(Records Opens)

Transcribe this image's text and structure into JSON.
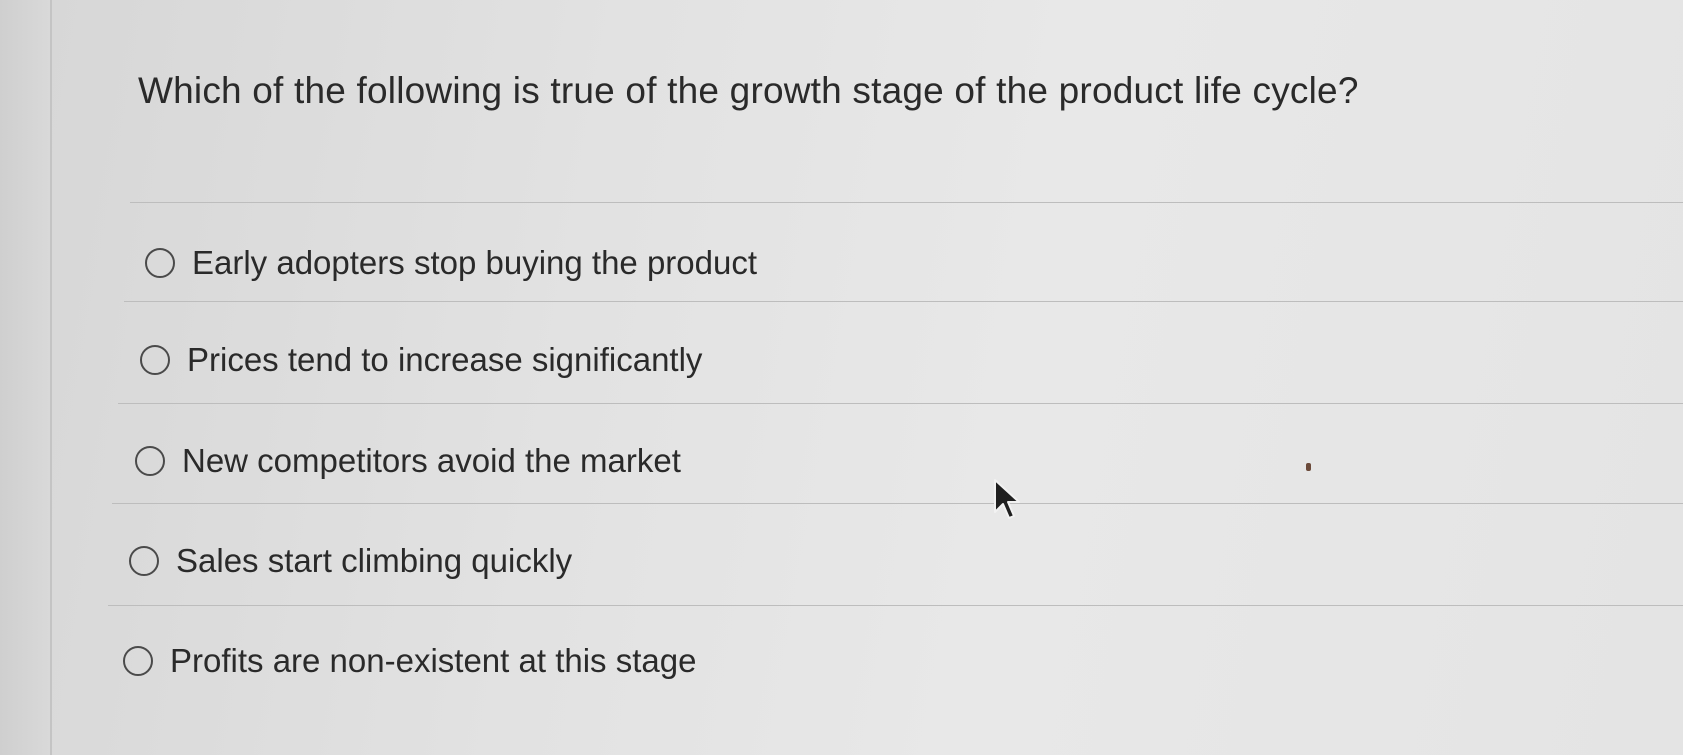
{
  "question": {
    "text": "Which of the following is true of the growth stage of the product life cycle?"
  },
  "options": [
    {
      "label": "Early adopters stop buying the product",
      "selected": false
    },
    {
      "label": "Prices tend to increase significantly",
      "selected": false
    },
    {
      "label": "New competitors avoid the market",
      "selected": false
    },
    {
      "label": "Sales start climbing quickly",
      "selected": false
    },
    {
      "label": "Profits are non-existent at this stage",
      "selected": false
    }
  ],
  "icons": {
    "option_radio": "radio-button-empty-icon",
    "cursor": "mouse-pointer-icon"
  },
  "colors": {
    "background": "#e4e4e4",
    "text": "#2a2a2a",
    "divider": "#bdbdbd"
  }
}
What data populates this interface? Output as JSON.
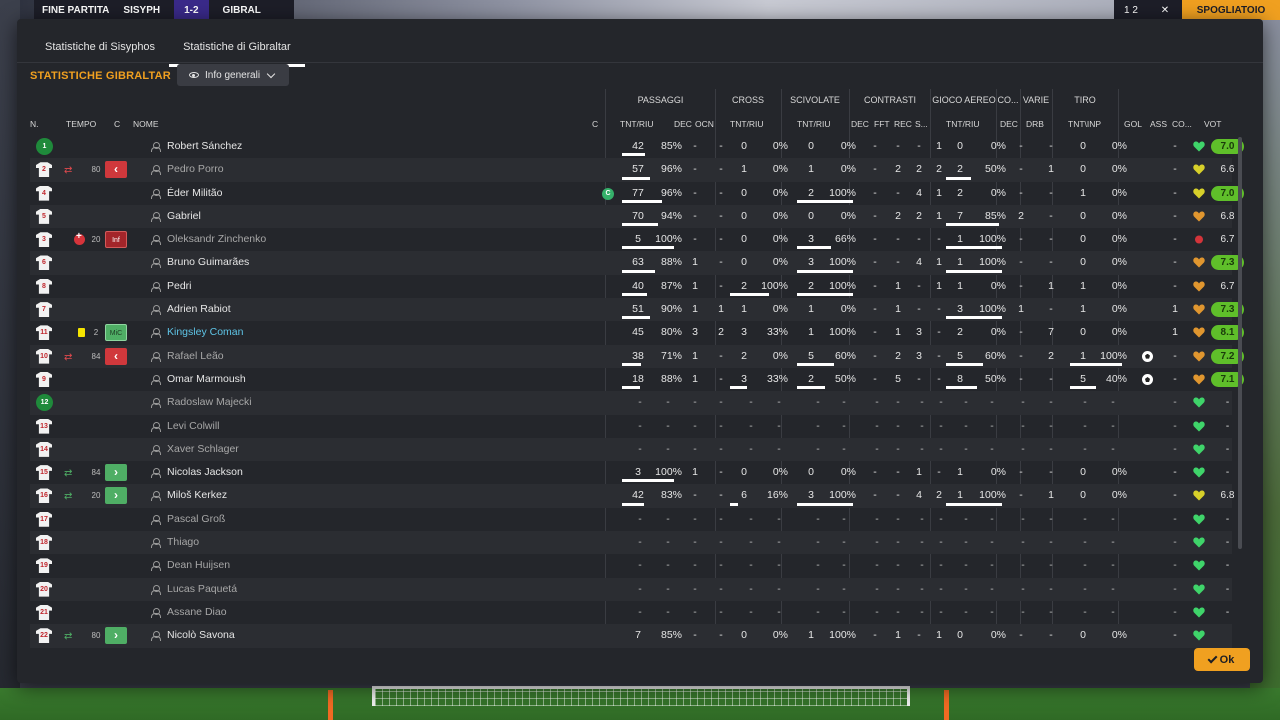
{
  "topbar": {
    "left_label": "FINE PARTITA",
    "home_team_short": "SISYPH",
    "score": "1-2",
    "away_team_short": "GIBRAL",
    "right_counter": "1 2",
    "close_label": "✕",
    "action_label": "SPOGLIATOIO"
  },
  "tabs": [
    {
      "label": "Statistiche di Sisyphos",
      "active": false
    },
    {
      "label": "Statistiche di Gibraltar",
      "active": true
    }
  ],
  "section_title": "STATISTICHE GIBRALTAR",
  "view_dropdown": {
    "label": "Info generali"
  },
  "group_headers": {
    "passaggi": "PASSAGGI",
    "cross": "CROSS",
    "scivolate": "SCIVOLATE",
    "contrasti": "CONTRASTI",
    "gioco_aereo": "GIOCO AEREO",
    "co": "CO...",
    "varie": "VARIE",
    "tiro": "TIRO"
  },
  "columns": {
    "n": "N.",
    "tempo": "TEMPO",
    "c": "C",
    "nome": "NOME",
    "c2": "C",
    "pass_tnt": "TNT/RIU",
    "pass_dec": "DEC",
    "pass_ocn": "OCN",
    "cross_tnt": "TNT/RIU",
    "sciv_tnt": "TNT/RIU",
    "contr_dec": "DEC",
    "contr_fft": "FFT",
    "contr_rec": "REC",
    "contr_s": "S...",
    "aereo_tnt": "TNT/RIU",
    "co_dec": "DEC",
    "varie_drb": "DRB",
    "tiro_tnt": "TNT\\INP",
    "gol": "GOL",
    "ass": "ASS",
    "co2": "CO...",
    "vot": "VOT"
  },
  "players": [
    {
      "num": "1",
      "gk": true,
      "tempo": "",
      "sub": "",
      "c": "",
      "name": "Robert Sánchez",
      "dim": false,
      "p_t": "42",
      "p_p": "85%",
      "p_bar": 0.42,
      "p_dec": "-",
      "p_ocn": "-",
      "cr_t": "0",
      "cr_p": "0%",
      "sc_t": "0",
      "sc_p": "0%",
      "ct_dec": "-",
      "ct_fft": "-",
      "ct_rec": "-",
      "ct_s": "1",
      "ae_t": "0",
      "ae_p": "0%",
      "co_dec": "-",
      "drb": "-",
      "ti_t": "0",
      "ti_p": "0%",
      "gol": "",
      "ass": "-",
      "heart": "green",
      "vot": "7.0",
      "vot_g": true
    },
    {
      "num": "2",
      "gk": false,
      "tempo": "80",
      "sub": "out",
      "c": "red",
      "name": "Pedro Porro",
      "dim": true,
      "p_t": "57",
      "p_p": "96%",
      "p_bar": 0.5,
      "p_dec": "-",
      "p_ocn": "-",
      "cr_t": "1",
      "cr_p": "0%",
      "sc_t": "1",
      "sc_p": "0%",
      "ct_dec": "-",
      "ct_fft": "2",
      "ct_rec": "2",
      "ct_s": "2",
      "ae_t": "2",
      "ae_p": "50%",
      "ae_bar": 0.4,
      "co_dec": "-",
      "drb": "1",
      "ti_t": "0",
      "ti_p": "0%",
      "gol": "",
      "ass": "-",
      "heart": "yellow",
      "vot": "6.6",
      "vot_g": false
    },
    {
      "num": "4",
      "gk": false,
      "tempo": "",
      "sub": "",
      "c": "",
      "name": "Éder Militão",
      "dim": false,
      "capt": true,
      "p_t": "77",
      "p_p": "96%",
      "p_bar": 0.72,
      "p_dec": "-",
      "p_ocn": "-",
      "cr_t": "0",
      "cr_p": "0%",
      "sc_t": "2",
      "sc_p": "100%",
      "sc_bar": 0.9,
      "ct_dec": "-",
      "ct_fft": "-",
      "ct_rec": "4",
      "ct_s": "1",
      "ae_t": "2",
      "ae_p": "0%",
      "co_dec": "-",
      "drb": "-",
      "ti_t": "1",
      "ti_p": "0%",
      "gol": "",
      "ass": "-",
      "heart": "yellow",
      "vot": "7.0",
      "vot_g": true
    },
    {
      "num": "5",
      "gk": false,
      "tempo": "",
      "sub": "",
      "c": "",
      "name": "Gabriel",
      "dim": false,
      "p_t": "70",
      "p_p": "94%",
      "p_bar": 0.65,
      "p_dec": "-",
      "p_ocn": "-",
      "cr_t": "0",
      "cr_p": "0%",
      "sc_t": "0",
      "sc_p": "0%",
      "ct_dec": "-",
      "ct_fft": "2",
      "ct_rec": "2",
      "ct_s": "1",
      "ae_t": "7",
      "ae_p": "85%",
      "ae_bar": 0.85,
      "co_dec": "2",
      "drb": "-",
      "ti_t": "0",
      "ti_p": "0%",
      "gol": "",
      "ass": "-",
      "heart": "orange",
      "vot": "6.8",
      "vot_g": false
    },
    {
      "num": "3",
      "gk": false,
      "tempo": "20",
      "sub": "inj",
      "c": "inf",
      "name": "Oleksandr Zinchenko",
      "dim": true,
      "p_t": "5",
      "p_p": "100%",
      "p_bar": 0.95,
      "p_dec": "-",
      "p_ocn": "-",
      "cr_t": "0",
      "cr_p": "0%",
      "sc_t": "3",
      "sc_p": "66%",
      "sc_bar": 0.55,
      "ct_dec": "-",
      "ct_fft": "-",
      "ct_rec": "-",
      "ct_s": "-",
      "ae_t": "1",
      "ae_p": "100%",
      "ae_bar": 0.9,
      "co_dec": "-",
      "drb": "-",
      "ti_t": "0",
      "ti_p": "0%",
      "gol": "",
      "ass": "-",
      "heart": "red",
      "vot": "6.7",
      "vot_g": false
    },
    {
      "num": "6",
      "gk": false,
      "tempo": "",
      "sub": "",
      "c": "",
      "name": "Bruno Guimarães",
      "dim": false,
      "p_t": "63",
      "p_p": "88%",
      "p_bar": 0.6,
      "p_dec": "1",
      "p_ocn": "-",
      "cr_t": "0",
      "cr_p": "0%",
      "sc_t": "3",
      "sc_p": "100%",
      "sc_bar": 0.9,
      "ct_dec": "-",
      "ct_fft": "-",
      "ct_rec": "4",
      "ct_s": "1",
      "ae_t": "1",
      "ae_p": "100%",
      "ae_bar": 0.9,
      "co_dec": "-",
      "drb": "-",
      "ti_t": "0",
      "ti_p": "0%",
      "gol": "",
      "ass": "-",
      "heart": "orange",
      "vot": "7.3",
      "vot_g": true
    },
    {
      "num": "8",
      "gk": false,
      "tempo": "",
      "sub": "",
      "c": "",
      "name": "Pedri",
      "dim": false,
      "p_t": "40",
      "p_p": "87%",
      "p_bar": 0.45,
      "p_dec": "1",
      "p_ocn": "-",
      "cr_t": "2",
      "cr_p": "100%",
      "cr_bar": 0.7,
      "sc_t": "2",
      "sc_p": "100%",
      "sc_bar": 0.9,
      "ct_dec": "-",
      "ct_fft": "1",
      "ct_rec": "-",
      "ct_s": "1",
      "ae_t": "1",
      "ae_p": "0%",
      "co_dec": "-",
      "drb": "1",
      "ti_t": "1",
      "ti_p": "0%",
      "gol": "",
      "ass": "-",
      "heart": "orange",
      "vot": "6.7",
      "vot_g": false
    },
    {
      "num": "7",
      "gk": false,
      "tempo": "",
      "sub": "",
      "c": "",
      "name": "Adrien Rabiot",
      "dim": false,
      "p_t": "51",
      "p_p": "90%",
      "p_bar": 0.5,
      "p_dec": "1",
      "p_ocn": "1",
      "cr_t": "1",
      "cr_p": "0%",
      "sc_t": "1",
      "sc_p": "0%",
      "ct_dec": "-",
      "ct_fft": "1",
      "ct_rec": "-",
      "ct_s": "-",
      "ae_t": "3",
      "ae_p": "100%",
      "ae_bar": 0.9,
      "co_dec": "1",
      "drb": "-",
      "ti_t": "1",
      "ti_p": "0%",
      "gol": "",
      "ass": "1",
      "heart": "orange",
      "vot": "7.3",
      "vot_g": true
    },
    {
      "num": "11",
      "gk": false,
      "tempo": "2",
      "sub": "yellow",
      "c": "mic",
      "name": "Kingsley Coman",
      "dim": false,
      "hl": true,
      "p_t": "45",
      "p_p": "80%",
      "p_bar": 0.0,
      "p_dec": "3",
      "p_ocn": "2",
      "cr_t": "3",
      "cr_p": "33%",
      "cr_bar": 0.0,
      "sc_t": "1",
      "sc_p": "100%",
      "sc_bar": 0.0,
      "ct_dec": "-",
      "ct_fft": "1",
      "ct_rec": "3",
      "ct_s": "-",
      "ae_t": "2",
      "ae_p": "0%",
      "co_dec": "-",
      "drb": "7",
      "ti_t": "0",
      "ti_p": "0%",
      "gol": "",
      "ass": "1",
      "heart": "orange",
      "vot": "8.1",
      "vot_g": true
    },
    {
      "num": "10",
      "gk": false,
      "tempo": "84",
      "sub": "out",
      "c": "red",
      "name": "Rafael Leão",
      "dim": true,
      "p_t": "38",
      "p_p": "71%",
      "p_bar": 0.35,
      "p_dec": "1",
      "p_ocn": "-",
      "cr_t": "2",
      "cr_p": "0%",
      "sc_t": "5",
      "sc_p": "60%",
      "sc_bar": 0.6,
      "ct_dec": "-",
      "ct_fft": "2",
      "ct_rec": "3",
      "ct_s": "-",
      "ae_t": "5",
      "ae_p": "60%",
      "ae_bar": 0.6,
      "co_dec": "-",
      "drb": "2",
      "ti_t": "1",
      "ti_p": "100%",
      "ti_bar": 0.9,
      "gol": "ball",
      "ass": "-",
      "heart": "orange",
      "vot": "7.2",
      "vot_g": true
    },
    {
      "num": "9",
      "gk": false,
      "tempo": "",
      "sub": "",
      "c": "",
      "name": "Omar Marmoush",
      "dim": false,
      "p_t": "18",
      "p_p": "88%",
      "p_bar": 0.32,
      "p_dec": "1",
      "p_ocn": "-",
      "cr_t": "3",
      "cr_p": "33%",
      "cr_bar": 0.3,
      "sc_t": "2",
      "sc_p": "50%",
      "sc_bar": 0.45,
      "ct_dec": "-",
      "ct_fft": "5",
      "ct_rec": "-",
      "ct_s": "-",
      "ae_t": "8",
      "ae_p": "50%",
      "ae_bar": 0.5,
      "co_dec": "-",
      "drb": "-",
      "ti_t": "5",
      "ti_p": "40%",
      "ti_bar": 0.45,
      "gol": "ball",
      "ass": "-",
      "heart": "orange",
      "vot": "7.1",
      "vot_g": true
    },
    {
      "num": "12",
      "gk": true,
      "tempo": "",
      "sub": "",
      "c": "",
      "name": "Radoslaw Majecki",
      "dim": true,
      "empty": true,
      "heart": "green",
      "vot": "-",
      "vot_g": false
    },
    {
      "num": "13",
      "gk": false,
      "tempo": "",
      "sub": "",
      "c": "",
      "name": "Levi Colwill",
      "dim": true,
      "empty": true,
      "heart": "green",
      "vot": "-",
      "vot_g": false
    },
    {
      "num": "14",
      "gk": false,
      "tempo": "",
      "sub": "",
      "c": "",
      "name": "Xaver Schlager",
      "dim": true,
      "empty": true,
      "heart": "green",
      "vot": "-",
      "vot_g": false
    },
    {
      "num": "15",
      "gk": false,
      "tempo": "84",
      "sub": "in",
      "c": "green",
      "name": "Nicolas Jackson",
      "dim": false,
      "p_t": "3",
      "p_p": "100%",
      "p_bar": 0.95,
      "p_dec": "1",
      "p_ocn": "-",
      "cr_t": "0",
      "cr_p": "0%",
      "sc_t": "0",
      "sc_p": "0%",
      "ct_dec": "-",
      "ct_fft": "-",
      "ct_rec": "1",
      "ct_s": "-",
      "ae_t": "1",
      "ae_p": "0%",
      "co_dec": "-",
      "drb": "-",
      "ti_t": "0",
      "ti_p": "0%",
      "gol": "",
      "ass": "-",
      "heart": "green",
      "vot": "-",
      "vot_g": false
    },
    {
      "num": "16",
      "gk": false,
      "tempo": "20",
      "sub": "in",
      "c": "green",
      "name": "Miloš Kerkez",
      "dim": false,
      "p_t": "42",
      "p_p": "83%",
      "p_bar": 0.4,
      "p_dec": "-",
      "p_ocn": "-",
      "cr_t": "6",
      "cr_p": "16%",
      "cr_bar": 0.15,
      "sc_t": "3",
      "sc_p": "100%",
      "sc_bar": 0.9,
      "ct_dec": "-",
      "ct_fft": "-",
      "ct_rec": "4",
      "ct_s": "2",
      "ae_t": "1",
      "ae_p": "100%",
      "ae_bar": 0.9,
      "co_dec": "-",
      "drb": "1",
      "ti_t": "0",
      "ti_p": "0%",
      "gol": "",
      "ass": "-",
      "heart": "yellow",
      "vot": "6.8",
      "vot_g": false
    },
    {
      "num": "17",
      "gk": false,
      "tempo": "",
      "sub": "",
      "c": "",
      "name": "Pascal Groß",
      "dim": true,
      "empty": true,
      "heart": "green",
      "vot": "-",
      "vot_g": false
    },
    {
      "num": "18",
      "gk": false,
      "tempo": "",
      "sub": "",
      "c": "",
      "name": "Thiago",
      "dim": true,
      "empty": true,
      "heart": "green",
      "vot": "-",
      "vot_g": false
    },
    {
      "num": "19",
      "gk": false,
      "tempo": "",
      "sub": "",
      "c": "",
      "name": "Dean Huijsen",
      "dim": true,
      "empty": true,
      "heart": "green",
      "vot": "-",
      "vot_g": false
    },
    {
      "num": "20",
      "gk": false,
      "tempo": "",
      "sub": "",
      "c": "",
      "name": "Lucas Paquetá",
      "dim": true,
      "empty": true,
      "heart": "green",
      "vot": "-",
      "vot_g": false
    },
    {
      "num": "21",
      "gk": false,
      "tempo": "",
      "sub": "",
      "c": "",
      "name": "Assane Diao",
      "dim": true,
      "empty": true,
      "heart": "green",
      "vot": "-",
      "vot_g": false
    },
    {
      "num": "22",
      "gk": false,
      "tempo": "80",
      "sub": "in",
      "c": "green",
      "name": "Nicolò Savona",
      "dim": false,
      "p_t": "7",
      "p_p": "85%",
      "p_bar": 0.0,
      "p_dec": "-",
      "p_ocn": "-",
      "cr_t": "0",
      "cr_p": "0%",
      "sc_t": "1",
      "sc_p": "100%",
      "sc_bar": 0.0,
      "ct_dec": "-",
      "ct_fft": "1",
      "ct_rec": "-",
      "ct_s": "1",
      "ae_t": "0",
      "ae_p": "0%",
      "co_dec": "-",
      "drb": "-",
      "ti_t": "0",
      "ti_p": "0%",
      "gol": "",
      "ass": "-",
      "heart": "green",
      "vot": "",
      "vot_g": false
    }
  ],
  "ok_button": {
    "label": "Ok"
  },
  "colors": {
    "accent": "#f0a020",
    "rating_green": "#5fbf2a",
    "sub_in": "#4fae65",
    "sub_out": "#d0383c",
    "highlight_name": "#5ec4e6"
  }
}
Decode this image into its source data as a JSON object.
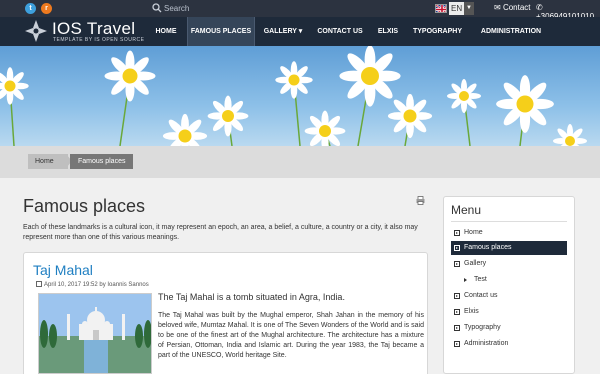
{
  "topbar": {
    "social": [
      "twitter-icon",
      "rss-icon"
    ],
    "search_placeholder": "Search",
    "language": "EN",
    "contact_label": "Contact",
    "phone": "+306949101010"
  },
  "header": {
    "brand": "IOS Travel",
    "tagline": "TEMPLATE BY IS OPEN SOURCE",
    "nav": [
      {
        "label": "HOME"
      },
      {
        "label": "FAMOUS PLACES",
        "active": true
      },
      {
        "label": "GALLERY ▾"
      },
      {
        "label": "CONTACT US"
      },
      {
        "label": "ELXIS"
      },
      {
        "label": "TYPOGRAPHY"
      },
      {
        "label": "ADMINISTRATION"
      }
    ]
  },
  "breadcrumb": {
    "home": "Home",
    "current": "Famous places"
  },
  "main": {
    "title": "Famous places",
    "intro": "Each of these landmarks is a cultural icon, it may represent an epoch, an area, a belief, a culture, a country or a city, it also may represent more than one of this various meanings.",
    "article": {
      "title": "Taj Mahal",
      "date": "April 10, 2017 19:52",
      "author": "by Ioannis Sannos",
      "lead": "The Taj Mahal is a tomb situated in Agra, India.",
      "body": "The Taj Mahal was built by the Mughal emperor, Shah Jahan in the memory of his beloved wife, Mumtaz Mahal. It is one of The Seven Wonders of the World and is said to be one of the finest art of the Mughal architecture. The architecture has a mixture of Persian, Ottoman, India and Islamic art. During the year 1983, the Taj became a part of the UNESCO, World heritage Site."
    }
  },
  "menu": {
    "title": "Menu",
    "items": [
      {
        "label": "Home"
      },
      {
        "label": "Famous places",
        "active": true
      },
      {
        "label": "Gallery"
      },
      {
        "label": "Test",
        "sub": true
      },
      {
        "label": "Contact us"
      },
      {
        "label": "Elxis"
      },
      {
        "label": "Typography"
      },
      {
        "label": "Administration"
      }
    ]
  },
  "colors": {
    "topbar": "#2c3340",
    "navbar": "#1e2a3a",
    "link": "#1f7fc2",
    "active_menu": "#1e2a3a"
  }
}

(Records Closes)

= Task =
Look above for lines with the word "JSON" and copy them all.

= Problem solution =
Transcribe this image's text and structure into JSON.
What data populates this interface? Output as JSON.
Decode this image into its source data as a JSON object.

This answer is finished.